What to work on => Across all the records below, count the lines that hold "JSON". State only that figure.

+ + + + + + +

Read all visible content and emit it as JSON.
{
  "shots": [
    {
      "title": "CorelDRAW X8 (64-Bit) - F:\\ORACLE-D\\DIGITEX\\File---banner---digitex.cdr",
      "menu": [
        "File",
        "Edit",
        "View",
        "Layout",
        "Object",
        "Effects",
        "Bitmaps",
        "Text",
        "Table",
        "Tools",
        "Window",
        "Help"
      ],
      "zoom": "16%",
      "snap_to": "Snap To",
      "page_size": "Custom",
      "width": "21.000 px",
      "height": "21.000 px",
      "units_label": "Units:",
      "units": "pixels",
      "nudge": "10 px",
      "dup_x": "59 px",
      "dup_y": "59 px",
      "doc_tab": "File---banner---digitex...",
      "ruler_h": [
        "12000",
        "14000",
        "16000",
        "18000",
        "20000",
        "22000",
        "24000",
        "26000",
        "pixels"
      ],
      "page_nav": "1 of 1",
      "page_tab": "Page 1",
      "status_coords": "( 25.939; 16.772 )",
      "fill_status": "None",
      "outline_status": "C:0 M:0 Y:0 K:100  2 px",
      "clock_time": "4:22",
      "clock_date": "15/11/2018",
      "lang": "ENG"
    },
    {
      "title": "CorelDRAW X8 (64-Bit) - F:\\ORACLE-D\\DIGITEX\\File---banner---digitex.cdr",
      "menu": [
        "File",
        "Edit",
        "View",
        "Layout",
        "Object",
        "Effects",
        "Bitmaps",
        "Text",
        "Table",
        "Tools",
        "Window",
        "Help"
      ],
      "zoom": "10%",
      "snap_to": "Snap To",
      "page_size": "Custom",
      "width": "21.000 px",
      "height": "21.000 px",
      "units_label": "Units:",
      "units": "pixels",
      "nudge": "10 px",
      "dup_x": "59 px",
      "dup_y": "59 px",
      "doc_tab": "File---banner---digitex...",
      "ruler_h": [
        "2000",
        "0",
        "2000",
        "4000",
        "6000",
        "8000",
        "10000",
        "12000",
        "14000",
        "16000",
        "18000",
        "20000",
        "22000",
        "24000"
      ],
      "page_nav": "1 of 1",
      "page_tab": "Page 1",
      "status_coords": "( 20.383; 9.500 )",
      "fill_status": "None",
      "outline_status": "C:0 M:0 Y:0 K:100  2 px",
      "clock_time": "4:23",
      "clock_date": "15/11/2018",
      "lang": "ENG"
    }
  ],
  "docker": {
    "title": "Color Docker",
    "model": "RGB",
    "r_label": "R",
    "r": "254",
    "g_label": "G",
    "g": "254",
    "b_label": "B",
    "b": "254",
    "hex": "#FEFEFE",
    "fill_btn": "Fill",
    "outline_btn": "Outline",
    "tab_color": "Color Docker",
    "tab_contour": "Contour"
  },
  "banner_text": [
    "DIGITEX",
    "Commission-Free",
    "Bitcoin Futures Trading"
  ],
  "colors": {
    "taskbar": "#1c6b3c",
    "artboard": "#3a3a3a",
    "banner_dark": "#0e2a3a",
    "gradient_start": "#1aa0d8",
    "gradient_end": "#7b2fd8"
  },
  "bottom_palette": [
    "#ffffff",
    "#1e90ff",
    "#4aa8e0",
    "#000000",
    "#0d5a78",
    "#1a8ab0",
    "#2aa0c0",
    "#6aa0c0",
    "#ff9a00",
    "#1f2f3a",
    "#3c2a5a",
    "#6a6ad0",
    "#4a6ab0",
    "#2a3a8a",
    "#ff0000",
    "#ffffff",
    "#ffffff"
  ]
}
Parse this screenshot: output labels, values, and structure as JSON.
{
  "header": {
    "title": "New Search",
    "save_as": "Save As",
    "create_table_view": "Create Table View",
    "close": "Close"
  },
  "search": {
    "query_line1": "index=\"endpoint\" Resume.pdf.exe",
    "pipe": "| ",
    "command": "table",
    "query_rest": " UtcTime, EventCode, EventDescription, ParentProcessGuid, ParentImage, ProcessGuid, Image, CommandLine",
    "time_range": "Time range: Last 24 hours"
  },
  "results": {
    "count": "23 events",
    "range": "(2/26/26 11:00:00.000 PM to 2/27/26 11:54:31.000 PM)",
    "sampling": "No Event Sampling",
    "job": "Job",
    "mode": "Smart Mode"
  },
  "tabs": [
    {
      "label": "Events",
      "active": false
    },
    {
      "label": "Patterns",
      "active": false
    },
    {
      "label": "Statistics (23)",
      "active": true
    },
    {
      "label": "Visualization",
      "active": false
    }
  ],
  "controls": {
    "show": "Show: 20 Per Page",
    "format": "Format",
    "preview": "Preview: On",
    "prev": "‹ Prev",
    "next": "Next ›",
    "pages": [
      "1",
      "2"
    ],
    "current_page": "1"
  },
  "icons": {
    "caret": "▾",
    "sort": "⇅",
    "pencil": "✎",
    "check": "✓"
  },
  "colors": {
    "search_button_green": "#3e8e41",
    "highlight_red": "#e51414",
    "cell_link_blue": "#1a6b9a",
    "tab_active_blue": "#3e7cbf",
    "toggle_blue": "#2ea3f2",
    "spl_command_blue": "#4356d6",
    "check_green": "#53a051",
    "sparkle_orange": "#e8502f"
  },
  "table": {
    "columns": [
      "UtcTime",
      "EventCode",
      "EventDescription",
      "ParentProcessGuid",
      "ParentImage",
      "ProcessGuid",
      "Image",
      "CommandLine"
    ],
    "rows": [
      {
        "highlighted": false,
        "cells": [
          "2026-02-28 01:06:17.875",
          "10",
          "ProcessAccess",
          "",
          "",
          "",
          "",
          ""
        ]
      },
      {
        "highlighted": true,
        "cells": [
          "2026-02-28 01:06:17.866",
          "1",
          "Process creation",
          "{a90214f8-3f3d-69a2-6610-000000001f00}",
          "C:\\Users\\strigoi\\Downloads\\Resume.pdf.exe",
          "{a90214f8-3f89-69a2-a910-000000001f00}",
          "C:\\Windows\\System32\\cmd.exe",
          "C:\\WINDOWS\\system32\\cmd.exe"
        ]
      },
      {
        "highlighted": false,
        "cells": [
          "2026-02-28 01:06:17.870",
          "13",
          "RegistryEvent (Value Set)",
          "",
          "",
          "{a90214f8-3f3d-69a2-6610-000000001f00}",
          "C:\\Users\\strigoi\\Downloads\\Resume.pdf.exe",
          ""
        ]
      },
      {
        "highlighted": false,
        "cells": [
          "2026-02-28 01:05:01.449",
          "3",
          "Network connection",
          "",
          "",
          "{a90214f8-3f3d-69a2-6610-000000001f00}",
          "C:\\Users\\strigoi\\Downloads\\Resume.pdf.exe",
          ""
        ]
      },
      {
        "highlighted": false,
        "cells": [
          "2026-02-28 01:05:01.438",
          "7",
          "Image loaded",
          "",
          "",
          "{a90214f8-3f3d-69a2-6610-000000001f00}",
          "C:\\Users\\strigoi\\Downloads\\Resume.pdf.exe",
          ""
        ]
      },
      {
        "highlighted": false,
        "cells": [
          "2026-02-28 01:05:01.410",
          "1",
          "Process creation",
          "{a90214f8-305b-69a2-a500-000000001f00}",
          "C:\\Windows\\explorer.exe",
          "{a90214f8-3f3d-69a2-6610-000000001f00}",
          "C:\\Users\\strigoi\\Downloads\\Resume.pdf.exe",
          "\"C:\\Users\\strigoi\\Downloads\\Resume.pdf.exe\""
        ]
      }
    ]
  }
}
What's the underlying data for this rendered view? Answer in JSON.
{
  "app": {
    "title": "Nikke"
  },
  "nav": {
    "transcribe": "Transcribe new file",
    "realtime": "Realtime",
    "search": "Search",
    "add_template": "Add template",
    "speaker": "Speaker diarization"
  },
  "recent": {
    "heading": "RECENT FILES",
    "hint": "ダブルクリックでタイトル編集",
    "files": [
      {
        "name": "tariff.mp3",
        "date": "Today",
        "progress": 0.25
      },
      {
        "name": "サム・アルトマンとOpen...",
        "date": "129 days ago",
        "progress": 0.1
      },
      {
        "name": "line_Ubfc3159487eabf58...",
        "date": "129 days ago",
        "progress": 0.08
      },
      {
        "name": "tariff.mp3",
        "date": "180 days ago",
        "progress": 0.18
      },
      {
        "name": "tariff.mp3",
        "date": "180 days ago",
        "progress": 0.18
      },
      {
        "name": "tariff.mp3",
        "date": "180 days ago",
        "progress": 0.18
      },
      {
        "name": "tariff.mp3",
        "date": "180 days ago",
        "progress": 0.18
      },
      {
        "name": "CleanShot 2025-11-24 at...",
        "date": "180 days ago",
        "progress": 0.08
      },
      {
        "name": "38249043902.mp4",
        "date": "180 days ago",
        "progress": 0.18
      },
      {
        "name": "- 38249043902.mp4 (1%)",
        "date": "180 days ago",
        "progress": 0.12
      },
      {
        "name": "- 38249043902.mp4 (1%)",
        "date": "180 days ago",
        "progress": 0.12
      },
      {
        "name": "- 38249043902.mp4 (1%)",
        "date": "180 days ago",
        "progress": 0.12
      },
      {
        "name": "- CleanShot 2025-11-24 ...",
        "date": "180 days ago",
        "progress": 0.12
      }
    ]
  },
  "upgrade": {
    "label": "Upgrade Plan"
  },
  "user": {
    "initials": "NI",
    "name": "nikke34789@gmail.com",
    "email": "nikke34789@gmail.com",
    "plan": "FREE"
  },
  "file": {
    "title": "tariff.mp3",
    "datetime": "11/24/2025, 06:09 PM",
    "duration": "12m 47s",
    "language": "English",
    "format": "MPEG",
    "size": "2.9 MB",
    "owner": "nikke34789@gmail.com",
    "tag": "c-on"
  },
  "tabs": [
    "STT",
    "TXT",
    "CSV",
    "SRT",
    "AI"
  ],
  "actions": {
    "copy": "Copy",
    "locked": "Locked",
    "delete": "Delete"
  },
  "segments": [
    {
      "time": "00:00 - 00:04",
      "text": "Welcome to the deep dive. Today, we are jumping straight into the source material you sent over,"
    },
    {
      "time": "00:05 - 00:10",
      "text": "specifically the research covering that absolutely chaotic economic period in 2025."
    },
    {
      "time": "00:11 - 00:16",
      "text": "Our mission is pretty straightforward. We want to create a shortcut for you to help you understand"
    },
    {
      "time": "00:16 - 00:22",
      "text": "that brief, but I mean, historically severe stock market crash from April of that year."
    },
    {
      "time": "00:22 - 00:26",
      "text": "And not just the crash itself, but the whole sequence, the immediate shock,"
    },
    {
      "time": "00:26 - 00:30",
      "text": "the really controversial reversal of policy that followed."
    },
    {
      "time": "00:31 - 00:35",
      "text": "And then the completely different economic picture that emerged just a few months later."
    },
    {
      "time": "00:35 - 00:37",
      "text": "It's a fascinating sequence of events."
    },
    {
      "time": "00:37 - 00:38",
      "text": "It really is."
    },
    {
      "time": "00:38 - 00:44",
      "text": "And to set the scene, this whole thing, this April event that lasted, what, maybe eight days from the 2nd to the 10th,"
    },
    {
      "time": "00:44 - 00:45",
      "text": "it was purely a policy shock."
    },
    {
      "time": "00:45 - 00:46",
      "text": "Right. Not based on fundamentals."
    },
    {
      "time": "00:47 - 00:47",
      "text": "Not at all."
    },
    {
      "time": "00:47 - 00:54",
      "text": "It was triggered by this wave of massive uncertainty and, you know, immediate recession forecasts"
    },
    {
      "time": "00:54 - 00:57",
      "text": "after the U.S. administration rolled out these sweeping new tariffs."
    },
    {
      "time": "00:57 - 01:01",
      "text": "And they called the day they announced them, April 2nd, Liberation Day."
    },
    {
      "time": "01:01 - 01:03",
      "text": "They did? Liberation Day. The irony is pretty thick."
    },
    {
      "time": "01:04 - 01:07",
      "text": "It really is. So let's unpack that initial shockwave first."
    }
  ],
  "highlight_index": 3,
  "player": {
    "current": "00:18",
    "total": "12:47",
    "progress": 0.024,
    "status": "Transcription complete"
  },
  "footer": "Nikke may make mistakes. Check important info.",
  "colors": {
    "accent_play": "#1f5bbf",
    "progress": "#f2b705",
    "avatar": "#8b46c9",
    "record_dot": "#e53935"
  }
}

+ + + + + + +

Exercise solution => 3